Tuesday, January 24, 2017

River and Ice

Morning on the Willamette 12"x24"

Though surrounded as I am by Oregon's natural beauty in the form of lakes and mountains, trees and leaves and skies, I find that I return again and again to the same spot to study the different effects of light on different days, different weather conditions, different times of the day.  Light on water especially intrigues me, and one could spend a lifetime trying without ever capturing it completely.  The water is moving, the light dancing, and how can one imitate that?  And yet I am finding it easier to quickly capture a bit of the feeling of it, crudely; my focus is not on the delicacy of brushstrokes, but on the importance of value and temperature and overall effect, and at the end of an hour or so I step back and a part of me wishes I had been more careful and deliberate and another part of me (the framer, perhaps, wanting to pound some boards together and get this house built!) is satisfied that something got done.  Maybe after another few years of this there will emerge something out of this sloppy rush that will be a personal style, though I confess I haven't given a lot of thought about that so far.  Maybe I should?  It's hard for me to worry much about reputation when I don't yet have the oh-so-many necessary skills I'm trying to pull together.

Iron Mountain Trail 11"x14"

After seeing the wonderful work Randall Tipton is able to do working on Yupo, I decided to give it another try.  I thought it might work well with the bright light of our recent snowfall, and it does seem to allow for a glow to come through areas that are scraped clean of paint or thinly washed.  For the most part I just left the Yupo uncovered to represent the sunlit snow, like a watercolorist would leave the white paper.  I still struggle with getting an even coverage, as it seems to give up its hold on the paint where I go back over it to layer something.  I find that I need to let it dry if I want to build up anything, and then of course it is too late to take advantage of its slick workability and luminosity.  

Monday, January 16, 2017

Practicing the Figurative

After being snow-bound for several days, I decided to try a quick run on a number of studies of faces and people in the landscape, using old photos as reference.  This old Salt above had a haunted look in his eyes, and an odd disconnect between hair color and beard color.  Once the oil dries I need to go back in and work on the beard some more, but the blue was getting into the white in a way I didn't like, so I will wait.  I hope that readers of this blog understand that I post photos of work that is not yet quite finished; that may not be the proper etiquette, but I tend to paint in a flurry, take a snapshot, and then think about correcting small things in the paintings over the next few days.  But when I push myself to post something, I just grab whichever photos are at hand.  My purpose in posting is to share my efforts as I push myself to produce and practice.  Maybe one day I'll post only things I think are worthy of sales, but I haven't arrived there yet.

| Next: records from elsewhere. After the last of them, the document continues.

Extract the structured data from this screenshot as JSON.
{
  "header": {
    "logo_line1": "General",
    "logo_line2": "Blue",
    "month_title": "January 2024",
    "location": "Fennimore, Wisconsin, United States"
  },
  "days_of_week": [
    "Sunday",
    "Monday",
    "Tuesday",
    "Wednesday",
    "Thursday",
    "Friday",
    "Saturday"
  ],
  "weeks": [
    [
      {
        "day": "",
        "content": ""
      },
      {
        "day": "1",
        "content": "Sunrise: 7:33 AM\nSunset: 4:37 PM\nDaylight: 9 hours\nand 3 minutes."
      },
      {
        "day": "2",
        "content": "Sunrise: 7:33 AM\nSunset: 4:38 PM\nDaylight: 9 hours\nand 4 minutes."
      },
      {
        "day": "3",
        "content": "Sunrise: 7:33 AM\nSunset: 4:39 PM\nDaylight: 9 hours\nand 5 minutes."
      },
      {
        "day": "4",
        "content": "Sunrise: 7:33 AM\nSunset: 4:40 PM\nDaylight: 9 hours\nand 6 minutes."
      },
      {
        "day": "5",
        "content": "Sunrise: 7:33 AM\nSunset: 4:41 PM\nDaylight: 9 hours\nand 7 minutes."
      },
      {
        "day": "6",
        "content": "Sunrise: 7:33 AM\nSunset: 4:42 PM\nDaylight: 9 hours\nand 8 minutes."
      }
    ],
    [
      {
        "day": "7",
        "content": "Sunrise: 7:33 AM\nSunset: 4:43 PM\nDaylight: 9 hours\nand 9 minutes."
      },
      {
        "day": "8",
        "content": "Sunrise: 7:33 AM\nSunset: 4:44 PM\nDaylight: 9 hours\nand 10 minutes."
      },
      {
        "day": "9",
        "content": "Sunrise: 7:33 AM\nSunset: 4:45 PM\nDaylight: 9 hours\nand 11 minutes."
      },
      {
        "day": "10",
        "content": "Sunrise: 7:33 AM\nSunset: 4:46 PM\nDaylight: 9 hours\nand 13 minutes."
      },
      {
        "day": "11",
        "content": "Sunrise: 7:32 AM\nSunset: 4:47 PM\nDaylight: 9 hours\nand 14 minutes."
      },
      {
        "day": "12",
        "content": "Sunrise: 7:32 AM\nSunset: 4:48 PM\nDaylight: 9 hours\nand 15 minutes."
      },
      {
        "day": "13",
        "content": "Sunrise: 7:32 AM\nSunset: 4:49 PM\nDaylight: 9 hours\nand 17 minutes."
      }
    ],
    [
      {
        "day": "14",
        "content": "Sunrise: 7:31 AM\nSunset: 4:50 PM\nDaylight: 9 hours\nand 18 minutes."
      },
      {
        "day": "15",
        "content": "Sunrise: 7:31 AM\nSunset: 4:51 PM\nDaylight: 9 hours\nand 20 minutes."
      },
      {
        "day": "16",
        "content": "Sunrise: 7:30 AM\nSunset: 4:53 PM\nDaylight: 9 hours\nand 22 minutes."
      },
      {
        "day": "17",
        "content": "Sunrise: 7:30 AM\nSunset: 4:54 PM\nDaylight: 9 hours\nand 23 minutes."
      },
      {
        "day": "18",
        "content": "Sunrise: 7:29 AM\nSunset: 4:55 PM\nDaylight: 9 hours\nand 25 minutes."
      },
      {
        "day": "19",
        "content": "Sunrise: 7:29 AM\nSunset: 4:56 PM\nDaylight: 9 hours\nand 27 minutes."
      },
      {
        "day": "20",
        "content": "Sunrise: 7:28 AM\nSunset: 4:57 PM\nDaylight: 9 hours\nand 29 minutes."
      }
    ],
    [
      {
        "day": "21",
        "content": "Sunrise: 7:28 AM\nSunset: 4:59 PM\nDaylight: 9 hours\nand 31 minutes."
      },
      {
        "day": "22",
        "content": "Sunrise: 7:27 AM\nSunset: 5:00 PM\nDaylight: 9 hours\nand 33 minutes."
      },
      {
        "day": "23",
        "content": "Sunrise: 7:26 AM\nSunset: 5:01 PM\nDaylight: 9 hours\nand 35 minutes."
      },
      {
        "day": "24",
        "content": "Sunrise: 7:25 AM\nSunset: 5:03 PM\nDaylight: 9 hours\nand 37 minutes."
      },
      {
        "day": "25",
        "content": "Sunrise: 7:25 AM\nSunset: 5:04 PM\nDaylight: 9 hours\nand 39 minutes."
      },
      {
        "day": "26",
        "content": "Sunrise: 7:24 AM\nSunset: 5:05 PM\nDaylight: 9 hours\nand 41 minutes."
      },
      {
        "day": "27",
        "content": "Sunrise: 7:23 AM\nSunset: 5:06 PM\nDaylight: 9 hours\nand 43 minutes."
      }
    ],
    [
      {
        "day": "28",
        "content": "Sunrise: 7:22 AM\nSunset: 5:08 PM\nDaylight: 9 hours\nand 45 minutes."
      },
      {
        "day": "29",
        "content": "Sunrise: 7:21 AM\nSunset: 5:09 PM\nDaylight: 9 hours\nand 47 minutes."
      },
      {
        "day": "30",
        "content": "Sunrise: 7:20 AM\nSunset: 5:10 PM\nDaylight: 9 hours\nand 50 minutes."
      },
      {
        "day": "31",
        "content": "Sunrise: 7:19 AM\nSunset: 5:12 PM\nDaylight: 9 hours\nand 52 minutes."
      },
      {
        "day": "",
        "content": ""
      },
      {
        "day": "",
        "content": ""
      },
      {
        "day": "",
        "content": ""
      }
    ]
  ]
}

There is something about the people in the mid 19th century, something more honest and direct in their actions at work that makes them more interesting to me for painting.  Maybe it's that in our time people pose more than then (though the rigid poses for formal portraits gives the lie to that argument.)  Maybe it's that they remind me of people in impressionist paintings I like.  Whatever the reason, I find it more fun to paint them, even though the colors have to be invented.

All these were done in a few hours at the easel whipping them out, not going for paintings to hang, but for practice at working with the face and form in the field, as it were.  The next one was a small color study because I thought it might make for a larger painting, but I am unconvinced at this point.

There is something definitely romantic about that era of hay-gathering.  I grew up around haying every summer of my youth, but it was done with machines spitting out bales.  My grandparents had not long before then left behind the horse-drawn wagon with the hay forked onto it by hand, and there are old photos of them standing proudly by their loaded wagons, but it was nothing I ever saw first hand.  

And then at last, here is what it really looks like outside right now.  I've been working on a couple of snow scenes, but I'm not pleased with the results.

Monday, January 9, 2017

Winter Indoors

Copy of a Pissarro, 12x16 oil

While the snow has covered the ground and excited my eyeballs and mind for painting it, the temperature has been too cold for comfort, and so I fulfill my need for a snow painting by copying a Pissarro I have long admired.  The above represents an effort of three or four hours, and I need to go back over it and make some improvements, but the mood is there, and the style is relaxed and playful in Pissarro's way.  The name of the painting might be "The Road from Versalles to Saint Germain at Louveciennes", but many of his paintings are named something very similar.  I have seen two versions of this painting cropped in different ways, so the original may be either wider than I have shown, or larger overall.

And then there is a recent piece from a walk with the dog on Oswego Creek, a recent source of inspiration for me.  It is peaceful up along the creek, and the mood changes so much through the seasons that I don't think this well will run dry anytime soon.